__Work to complete__.
What lines below contain the string "Conhecimento"? List them all.

Data about app and page elements

◆ ◆ ◆

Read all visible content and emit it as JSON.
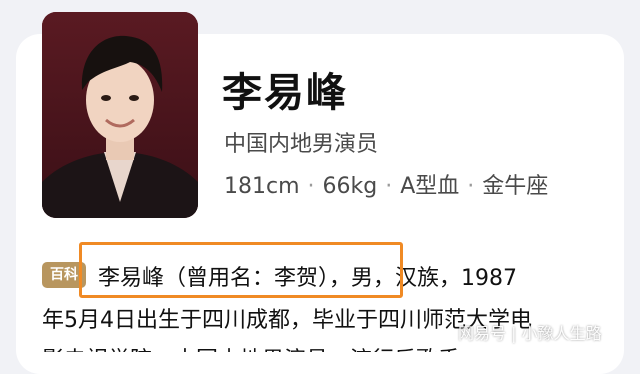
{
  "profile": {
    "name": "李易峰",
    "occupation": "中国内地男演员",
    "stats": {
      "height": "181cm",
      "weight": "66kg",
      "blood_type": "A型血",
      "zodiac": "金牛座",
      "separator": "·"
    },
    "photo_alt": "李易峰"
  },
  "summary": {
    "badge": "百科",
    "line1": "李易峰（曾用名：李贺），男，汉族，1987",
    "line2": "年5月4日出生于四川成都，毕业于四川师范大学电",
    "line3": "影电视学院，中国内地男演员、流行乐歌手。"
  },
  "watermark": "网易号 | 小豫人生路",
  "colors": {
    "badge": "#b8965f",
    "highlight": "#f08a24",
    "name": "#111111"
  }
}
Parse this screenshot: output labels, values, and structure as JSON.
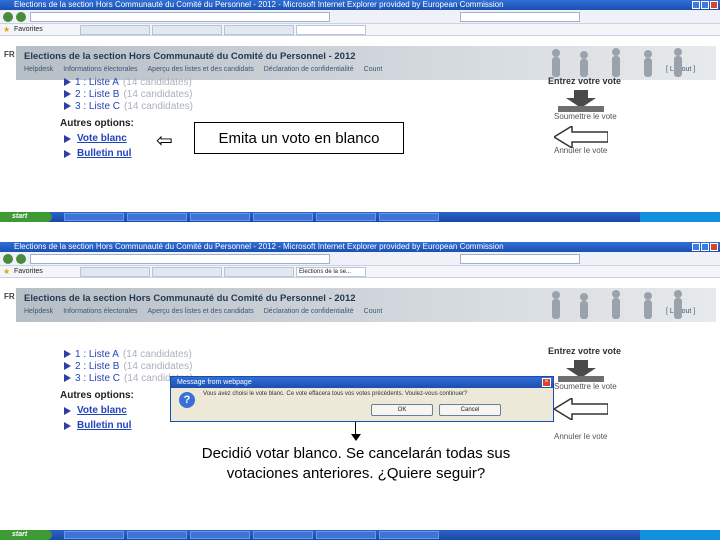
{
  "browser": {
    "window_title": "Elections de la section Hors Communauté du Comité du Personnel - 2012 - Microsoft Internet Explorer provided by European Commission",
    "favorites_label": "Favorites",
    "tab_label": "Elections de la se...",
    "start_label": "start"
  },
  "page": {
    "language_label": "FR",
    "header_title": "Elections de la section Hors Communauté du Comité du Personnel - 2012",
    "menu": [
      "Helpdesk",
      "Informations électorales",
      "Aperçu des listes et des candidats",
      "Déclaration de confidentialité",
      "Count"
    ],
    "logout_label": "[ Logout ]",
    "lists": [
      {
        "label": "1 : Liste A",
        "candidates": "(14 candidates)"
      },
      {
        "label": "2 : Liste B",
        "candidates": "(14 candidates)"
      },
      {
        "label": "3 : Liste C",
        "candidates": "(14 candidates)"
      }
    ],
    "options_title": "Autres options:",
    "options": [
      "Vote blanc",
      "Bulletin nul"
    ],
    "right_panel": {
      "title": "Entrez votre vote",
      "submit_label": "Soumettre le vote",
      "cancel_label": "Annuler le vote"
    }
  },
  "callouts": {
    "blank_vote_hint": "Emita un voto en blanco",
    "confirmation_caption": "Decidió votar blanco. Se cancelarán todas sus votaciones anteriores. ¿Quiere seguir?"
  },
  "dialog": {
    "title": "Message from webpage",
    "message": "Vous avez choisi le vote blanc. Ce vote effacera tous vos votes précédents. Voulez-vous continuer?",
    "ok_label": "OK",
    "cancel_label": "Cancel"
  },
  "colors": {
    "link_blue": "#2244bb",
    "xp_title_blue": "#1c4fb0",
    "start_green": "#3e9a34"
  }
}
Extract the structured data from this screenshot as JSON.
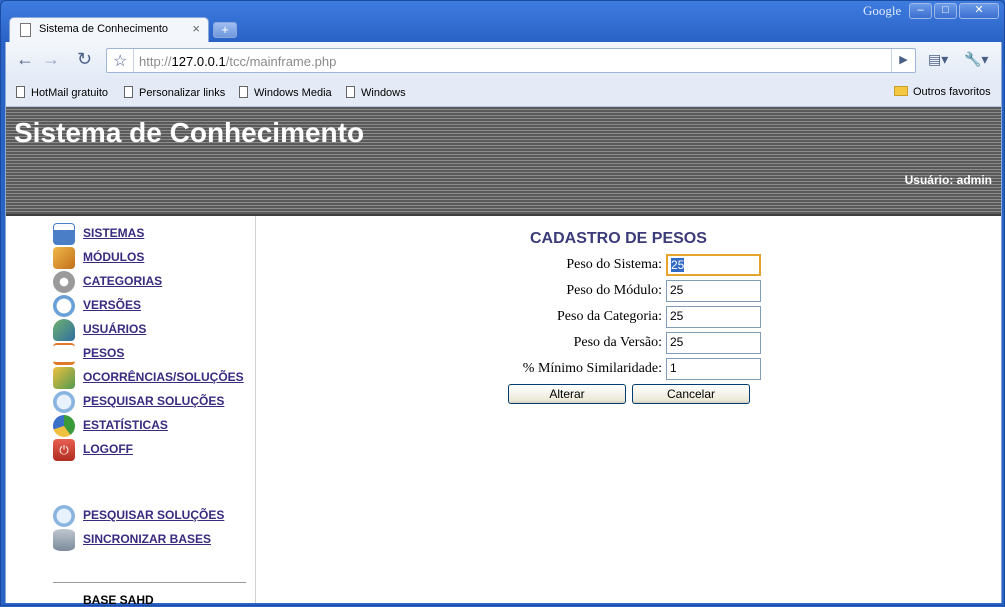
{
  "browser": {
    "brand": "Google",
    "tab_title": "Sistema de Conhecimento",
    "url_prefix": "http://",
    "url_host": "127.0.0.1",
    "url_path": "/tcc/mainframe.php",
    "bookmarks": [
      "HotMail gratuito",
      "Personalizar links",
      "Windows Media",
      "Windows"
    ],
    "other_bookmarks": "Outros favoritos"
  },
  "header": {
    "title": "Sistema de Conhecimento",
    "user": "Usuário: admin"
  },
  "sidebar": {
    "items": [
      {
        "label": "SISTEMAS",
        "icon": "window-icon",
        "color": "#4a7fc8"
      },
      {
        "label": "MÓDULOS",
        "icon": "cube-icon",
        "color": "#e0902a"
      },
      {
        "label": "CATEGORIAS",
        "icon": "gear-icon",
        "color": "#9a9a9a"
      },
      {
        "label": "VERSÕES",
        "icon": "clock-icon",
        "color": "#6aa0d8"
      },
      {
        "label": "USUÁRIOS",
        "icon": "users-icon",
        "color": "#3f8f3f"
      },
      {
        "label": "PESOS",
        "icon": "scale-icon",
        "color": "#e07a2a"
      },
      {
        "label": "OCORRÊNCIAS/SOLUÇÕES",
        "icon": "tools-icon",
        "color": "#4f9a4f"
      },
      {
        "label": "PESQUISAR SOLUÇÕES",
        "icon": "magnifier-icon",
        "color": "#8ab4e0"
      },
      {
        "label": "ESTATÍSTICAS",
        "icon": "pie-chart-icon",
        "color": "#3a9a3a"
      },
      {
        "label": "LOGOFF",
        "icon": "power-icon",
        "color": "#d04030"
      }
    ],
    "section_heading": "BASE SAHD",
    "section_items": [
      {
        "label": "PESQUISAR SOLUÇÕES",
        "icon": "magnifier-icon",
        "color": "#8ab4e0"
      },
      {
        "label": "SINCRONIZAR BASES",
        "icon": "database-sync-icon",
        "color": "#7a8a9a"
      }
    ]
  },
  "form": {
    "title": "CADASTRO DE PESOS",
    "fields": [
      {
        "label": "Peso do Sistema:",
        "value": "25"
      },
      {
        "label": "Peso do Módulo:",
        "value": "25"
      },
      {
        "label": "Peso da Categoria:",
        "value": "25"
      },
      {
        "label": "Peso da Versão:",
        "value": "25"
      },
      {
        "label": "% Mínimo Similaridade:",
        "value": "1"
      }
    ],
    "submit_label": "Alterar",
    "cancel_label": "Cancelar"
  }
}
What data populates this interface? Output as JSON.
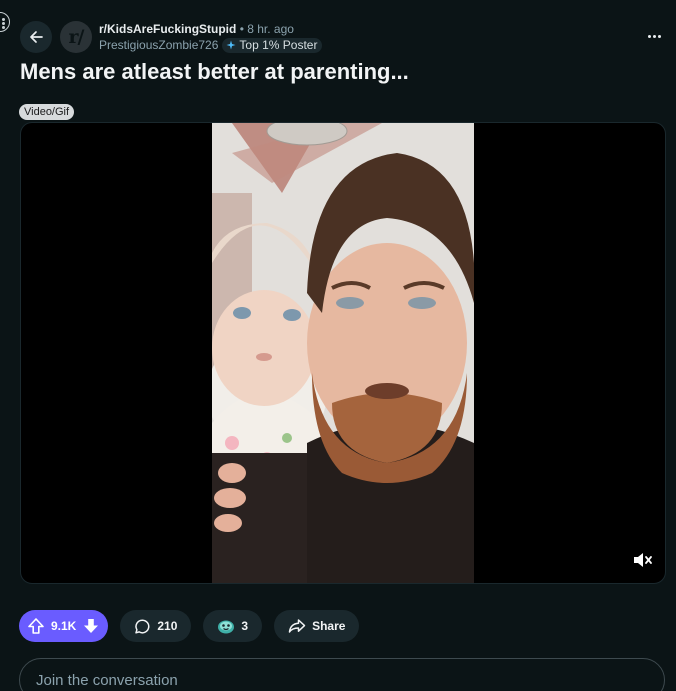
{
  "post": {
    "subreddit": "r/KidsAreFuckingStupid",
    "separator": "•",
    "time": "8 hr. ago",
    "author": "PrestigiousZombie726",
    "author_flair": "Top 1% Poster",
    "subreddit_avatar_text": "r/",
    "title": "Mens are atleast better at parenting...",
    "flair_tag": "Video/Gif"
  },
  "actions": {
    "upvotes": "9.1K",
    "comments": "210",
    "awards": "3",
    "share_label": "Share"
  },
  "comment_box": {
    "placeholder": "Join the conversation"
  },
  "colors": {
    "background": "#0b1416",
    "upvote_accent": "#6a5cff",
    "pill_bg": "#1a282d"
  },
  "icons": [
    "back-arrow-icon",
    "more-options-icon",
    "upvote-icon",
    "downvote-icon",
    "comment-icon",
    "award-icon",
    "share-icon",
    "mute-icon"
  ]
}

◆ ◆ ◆

__Output for this exercise__.
    "tab_title": "Sistema de Conhecimento",
    "title": "Sistema de Conhecimento",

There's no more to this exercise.